The future is bright for insurers servicing Southeast Asia’s largest ageing population and their young.
Life insurance premiums in Thailand rose by 5.9% to THB602bn ($18.9bn) in 2017 on the back of rising affluence and awareness of financial services in an expanding middle class, a modest penetration rate at 3.89%, as well as a rapidly ageing population. In fact, it is against this greying demographic that German giant Allianz expects to see the sector grow by about 7% in 2018.
According to UN statistics, the number of people aged 65 and over in Thailand is set to double to 15.8m by 2035 owing to increasing life expectancy. This represents a jump in this age group from 16% of the population today to 36% in 2035, Allianz noted.
The climbing life expectancy, along with an inflationary trend in medical expenses and a relatively rudimentary social security framework, mean that demand for health insurance cover is only likely to grow since private insurers will be needed to step in to help bridge the health protection gap. In addition, in late 2017 the Thai government allowed policyholders to deduct up to THB15,000 per year from taxable income, subject to a cap of THB100,000 when combined with life insurance premiums. The tax rebate, though slight, still presents an incentive for locals to consider taking out additional cover.
Thanks to a relatively stable economy and inflation – GDP growth has hovered around 3% and upwards in the last three years – Thailand’s population has enjoyed rising standards of living. Rating agency Fitch thus noted in a recent report that the life insurance market is likely to see “strong sales growth of unit-linked and annuity products” after recording a jump of 104% and 28% y-o-y respectively at the end of third quarter 2017.
The remarkable growth was attributed to the Thais’ concerns over their long-term personal finances amid a low-yield environment. Capital market observers, however, continue to remain optimistic for 2018, taking cues from positive macroeconomic performances in the latter half of 2017 and the US Federal Reserve’s decision to start raising interest rates. Whatever the outcome, insurers in Thailand are likely to benefit from a growing demand for unit-linked and annuity products as their customers seek ways to diversify their investment portfolios and plan for retirement.
New mortality table may cut both ways
Meanwhile, the Thai Life Assurance Association (TLAA) has forecast a market expansion range of 4-6% for 2018, to be driven by an estimated reduction of life premium costs between 5% and 30% after the regulator’s implementation of a new mortality table at the end of September 2017. The industry body thus expects to see cheaper life insurance premiums particularly for term life, whole life and credit life products.

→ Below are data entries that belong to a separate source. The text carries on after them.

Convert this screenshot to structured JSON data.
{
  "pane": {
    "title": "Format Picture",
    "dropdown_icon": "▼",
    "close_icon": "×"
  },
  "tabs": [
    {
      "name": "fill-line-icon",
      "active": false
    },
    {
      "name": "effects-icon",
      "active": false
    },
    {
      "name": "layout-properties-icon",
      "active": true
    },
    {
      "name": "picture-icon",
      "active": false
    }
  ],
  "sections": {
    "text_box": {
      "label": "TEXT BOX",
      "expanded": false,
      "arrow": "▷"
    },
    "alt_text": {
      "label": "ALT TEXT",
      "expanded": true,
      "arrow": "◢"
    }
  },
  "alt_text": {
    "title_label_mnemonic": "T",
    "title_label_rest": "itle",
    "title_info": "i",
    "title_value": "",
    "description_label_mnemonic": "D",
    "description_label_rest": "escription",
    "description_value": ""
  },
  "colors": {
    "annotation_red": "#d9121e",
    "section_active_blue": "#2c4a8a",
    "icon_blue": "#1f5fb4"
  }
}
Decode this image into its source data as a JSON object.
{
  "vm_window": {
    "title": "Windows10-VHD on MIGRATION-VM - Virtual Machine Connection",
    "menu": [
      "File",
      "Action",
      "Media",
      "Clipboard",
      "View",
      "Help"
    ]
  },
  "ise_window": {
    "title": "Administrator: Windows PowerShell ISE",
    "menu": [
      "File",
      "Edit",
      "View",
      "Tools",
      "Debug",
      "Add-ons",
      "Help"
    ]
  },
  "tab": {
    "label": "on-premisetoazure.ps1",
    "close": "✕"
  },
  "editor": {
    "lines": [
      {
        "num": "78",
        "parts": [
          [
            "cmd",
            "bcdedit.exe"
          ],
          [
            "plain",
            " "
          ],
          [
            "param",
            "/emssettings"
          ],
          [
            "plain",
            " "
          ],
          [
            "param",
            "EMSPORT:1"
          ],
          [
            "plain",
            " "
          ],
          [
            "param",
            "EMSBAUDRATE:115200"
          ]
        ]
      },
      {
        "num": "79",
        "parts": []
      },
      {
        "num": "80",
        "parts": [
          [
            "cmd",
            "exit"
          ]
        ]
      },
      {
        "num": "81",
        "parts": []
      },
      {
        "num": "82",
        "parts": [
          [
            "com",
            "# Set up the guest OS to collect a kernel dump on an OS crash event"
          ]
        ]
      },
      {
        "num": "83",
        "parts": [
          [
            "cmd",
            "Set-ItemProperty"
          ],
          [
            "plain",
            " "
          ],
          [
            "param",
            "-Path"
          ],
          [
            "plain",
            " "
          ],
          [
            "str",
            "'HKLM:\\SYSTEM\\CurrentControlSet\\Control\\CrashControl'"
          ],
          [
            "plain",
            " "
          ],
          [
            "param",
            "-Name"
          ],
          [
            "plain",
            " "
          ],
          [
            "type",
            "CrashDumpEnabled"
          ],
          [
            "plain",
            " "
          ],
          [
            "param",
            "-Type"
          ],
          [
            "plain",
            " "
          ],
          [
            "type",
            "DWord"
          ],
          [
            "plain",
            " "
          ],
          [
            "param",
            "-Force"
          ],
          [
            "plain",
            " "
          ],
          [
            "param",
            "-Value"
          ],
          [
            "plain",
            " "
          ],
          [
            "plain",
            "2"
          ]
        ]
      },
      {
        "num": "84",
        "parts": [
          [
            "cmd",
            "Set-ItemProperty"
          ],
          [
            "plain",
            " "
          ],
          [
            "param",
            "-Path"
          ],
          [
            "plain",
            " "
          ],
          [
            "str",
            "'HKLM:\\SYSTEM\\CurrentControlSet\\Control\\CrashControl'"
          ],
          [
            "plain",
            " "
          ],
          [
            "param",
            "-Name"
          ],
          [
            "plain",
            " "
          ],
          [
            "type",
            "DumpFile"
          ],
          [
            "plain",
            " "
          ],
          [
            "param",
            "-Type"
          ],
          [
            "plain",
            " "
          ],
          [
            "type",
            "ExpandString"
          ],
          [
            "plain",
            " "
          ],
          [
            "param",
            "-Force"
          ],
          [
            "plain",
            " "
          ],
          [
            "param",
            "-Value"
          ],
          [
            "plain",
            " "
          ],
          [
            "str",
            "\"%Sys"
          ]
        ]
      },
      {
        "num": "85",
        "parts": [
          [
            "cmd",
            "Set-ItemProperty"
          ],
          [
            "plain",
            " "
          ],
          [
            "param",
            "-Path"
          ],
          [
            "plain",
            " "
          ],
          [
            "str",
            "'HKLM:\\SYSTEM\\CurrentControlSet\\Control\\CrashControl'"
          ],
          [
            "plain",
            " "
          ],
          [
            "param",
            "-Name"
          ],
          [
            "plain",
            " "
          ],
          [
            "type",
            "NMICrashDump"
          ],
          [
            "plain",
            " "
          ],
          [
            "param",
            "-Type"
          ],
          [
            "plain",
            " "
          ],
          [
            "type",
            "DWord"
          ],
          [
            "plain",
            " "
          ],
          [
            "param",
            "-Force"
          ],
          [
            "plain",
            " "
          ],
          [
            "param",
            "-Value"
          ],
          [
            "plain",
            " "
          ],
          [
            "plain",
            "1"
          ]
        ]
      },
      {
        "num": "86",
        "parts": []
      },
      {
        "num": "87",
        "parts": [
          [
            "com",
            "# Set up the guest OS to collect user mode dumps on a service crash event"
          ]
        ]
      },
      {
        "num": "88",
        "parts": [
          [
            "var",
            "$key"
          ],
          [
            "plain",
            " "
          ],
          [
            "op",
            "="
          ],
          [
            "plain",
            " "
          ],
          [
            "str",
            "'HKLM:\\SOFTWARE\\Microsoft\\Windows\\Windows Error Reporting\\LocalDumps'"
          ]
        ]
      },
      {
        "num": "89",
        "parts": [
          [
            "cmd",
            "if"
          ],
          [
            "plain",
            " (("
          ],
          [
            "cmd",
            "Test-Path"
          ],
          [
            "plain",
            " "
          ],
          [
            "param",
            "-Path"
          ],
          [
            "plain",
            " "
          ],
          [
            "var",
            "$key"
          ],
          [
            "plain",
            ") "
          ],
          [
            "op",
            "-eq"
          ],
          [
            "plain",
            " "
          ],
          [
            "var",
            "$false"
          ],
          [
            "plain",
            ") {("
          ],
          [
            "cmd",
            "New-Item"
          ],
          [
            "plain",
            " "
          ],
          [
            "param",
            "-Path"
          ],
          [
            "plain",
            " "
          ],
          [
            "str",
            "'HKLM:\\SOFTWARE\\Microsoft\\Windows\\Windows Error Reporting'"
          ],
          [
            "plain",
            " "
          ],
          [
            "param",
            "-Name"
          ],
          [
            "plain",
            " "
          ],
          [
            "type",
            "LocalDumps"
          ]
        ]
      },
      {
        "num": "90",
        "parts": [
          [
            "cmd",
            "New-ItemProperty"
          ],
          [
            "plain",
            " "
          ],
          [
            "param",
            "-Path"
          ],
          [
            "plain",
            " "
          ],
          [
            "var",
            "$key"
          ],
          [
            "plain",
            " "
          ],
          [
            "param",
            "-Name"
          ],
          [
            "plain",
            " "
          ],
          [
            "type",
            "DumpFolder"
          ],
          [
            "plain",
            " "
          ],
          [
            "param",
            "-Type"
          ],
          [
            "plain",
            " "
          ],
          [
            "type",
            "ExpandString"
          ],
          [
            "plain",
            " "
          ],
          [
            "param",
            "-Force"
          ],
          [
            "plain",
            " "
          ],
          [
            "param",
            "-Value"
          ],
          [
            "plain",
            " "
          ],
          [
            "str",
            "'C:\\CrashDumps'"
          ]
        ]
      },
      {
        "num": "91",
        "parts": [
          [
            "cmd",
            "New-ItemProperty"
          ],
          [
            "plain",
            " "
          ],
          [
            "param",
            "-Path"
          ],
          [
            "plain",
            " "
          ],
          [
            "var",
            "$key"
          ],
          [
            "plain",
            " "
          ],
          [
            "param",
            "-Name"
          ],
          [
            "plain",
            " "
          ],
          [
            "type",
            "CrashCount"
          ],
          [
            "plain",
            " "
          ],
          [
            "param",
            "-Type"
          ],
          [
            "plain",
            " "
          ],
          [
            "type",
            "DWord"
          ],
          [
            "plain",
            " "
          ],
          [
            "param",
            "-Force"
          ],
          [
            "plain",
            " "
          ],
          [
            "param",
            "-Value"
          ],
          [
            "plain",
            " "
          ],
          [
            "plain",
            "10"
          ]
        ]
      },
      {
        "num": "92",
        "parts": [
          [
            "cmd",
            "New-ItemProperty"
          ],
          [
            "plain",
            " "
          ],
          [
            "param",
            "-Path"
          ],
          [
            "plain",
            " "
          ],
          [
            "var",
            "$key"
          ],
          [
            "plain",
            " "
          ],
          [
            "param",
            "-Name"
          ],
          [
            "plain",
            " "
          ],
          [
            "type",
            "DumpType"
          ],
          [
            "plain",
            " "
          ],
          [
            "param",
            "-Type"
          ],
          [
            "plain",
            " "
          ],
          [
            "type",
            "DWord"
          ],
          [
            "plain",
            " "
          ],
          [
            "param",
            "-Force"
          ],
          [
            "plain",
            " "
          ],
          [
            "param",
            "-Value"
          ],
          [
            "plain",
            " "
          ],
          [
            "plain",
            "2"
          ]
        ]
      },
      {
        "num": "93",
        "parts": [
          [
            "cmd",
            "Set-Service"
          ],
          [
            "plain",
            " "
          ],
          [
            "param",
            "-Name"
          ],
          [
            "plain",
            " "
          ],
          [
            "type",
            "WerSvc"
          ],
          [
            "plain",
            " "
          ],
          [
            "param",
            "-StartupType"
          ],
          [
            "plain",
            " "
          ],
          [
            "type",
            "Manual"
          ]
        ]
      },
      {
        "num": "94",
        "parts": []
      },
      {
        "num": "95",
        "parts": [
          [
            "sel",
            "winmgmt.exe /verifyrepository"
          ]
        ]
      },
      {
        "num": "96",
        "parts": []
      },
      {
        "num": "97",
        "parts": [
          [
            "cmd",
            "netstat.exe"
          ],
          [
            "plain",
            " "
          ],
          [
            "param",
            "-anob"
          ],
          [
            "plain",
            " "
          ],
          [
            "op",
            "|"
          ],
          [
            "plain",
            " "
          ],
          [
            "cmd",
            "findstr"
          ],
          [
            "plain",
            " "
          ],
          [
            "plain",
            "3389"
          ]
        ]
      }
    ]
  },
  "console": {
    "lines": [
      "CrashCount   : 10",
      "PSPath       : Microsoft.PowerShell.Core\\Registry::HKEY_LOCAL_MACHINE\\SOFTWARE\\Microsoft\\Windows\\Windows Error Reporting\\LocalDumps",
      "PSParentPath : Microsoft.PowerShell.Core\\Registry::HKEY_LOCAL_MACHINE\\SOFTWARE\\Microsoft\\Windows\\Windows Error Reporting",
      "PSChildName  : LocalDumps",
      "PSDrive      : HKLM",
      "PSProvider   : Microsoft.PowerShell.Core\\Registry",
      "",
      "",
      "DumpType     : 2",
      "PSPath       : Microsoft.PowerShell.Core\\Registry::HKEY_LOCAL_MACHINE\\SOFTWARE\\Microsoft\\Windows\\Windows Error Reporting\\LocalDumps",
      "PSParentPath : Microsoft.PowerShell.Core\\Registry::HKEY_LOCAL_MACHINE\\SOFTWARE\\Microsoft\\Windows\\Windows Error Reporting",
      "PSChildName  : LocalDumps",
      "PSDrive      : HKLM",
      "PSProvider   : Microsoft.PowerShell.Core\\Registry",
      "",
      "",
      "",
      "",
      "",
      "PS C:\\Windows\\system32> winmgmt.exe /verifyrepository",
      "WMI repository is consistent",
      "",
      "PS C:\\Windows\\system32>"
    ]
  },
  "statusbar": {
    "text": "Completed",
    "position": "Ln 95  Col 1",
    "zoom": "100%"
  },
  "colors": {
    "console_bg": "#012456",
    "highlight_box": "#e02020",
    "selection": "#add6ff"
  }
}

TLAA president Nusara Banyatpiyaphod said, “The first response of life insurance companies is to cut costs to increase efficiency.” However, if insurers are unable to “cancel out the impact from lower-cost premiums,” the attention could be directed towards reducing distribution and marketing expenses, which could take a toll on insurance sales and potentially dampen growth. A
Motor business poised to break slump
Of Thailand’s THB219.6bn ($6.9bn) non-life insurance market (as at 2016), the motor segment accounts for the lion’s share at 58% of market premiums and has always been relied on as an engine of growth. With an average loss ratio of 46.6% between 2014 and 2016, and despite the jump to 55% in 2017, according to Willis Towers Watson (WTW), the motor business in Thailand remains a relatively profitable line in insurers’ portfolios.
In recent years, the Thai auto market shrank following the end of a first-car incentive scheme, and a period of general economic uncertainty, including the passing of the late King Bhumibol Adulyadej. This in turn led to a decline in motor insurance sales.
However, the tide appears to be turning as the Federation of Thai Industries (FTI) recently reported a pick-up – both in production and sales – in the kingdom’s automobile industry. After a 13.4% expansion in 2017 – the first annual increase in five years – the FTI has forecast domestic car sales of 900,000 in 2018. Earlier in March, local sales leapt by 12.1% to 95,082 cars, compared to the same period last year.
On the side of caution, while not yet official, there is a possibility that the government may deregulate motor insurance to encourage more competition. Nonetheless, “no major impact is expected in the short term as insurers are not allowed to compete over prices or underwriting criteria due to regulatory wording requirements”, said WTW.